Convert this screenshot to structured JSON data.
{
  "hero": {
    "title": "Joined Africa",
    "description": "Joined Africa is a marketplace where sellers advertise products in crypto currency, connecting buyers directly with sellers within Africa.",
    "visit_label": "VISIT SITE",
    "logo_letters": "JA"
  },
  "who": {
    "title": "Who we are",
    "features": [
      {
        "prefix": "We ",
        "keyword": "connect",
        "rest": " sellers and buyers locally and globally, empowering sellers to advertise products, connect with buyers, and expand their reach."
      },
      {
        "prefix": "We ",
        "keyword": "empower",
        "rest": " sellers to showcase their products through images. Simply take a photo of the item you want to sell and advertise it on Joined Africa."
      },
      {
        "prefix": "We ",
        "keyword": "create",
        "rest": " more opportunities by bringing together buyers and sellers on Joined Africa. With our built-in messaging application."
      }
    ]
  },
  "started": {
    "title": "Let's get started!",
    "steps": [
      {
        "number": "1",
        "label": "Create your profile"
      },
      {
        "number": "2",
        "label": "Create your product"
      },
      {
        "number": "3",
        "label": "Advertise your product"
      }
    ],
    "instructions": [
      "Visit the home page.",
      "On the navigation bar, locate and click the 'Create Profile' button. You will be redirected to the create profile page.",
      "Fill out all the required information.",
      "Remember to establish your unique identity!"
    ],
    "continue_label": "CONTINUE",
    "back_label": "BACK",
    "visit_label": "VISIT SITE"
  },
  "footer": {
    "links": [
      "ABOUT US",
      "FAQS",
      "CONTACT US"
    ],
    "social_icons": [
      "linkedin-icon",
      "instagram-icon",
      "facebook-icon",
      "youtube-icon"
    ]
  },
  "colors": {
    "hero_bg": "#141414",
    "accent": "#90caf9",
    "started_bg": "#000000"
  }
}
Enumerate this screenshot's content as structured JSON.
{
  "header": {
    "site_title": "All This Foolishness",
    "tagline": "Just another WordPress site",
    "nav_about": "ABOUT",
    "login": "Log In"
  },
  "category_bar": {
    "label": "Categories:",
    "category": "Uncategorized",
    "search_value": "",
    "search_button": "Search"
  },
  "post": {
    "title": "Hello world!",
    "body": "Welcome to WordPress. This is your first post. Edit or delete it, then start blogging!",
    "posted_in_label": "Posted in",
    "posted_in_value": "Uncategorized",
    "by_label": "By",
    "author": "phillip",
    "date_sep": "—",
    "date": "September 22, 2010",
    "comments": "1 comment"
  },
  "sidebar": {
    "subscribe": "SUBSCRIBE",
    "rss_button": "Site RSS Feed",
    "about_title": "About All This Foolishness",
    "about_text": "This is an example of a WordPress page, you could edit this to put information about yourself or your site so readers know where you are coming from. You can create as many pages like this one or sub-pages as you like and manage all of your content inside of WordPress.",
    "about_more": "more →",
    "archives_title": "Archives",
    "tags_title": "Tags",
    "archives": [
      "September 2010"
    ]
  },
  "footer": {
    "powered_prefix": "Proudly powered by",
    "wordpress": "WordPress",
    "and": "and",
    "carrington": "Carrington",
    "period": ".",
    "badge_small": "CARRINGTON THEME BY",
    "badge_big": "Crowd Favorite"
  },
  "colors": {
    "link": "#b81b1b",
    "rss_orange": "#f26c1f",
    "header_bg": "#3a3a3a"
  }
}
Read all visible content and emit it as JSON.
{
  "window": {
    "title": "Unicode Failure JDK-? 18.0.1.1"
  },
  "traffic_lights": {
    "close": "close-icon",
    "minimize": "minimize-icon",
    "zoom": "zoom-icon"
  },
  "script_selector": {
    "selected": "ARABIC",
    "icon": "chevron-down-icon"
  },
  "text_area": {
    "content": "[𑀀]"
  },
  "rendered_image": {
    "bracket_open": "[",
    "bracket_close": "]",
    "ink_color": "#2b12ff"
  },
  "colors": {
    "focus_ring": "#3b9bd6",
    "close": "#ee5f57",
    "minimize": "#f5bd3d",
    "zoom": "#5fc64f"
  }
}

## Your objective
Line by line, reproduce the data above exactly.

## Your response
Convert this screenshot to structured JSON data.
{
  "hero": {
    "title": "Joined Africa",
    "description": "Joined Africa is a marketplace where sellers advertise products in crypto currency, connecting buyers directly with sellers within Africa.",
    "visit_label": "VISIT SITE",
    "logo_letters": "JA"
  },
  "who": {
    "title": "Who we are",
    "features": [
      {
        "prefix": "We ",
        "keyword": "connect",
        "rest": " sellers and buyers locally and globally, empowering sellers to advertise products, connect with buyers, and expand their reach."
      },
      {
        "prefix": "We ",
        "keyword": "empower",
        "rest": " sellers to showcase their products through images. Simply take a photo of the item you want to sell and advertise it on Joined Africa."
      },
      {
        "prefix": "We ",
        "keyword": "create",
        "rest": " more opportunities by bringing together buyers and sellers on Joined Africa. With our built-in messaging application."
      }
    ]
  },
  "started": {
    "title": "Let's get started!",
    "steps": [
      {
        "number": "1",
        "label": "Create your profile"
      },
      {
        "number": "2",
        "label": "Create your product"
      },
      {
        "number": "3",
        "label": "Advertise your product"
      }
    ],
    "instructions": [
      "Visit the home page.",
      "On the navigation bar, locate and click the 'Create Profile' button. You will be redirected to the create profile page.",
      "Fill out all the required information.",
      "Remember to establish your unique identity!"
    ],
    "continue_label": "CONTINUE",
    "back_label": "BACK",
    "visit_label": "VISIT SITE"
  },
  "footer": {
    "links": [
      "ABOUT US",
      "FAQS",
      "CONTACT US"
    ],
    "social_icons": [
      "linkedin-icon",
      "instagram-icon",
      "facebook-icon",
      "youtube-icon"
    ]
  },
  "colors": {
    "hero_bg": "#141414",
    "accent": "#90caf9",
    "started_bg": "#000000"
  }
}
Enumerate this screenshot's content as structured JSON.
{
  "header": {
    "site_title": "All This Foolishness",
    "tagline": "Just another WordPress site",
    "nav_about": "ABOUT",
    "login": "Log In"
  },
  "category_bar": {
    "label": "Categories:",
    "category": "Uncategorized",
    "search_value": "",
    "search_button": "Search"
  },
  "post": {
    "title": "Hello world!",
    "body": "Welcome to WordPress. This is your first post. Edit or delete it, then start blogging!",
    "posted_in_label": "Posted in",
    "posted_in_value": "Uncategorized",
    "by_label": "By",
    "author": "phillip",
    "date_sep": "—",
    "date": "September 22, 2010",
    "comments": "1 comment"
  },
  "sidebar": {
    "subscribe": "SUBSCRIBE",
    "rss_button": "Site RSS Feed",
    "about_title": "About All This Foolishness",
    "about_text": "This is an example of a WordPress page, you could edit this to put information about yourself or your site so readers know where you are coming from. You can create as many pages like this one or sub-pages as you like and manage all of your content inside of WordPress.",
    "about_more": "more →",
    "archives_title": "Archives",
    "tags_title": "Tags",
    "archives": [
      "September 2010"
    ]
  },
  "footer": {
    "powered_prefix": "Proudly powered by",
    "wordpress": "WordPress",
    "and": "and",
    "carrington": "Carrington",
    "period": ".",
    "badge_small": "CARRINGTON THEME BY",
    "badge_big": "Crowd Favorite"
  },
  "colors": {
    "link": "#b81b1b",
    "rss_orange": "#f26c1f",
    "header_bg": "#3a3a3a"
  }
}
Read all visible content and emit it as JSON.
{
  "window": {
    "title": "Unicode Failure JDK-? 18.0.1.1"
  },
  "traffic_lights": {
    "close": "close-icon",
    "minimize": "minimize-icon",
    "zoom": "zoom-icon"
  },
  "script_selector": {
    "selected": "ARABIC",
    "icon": "chevron-down-icon"
  },
  "text_area": {
    "content": "[𑀀]"
  },
  "rendered_image": {
    "bracket_open": "[",
    "bracket_close": "]",
    "ink_color": "#2b12ff"
  },
  "colors": {
    "focus_ring": "#3b9bd6",
    "close": "#ee5f57",
    "minimize": "#f5bd3d",
    "zoom": "#5fc64f"
  }
}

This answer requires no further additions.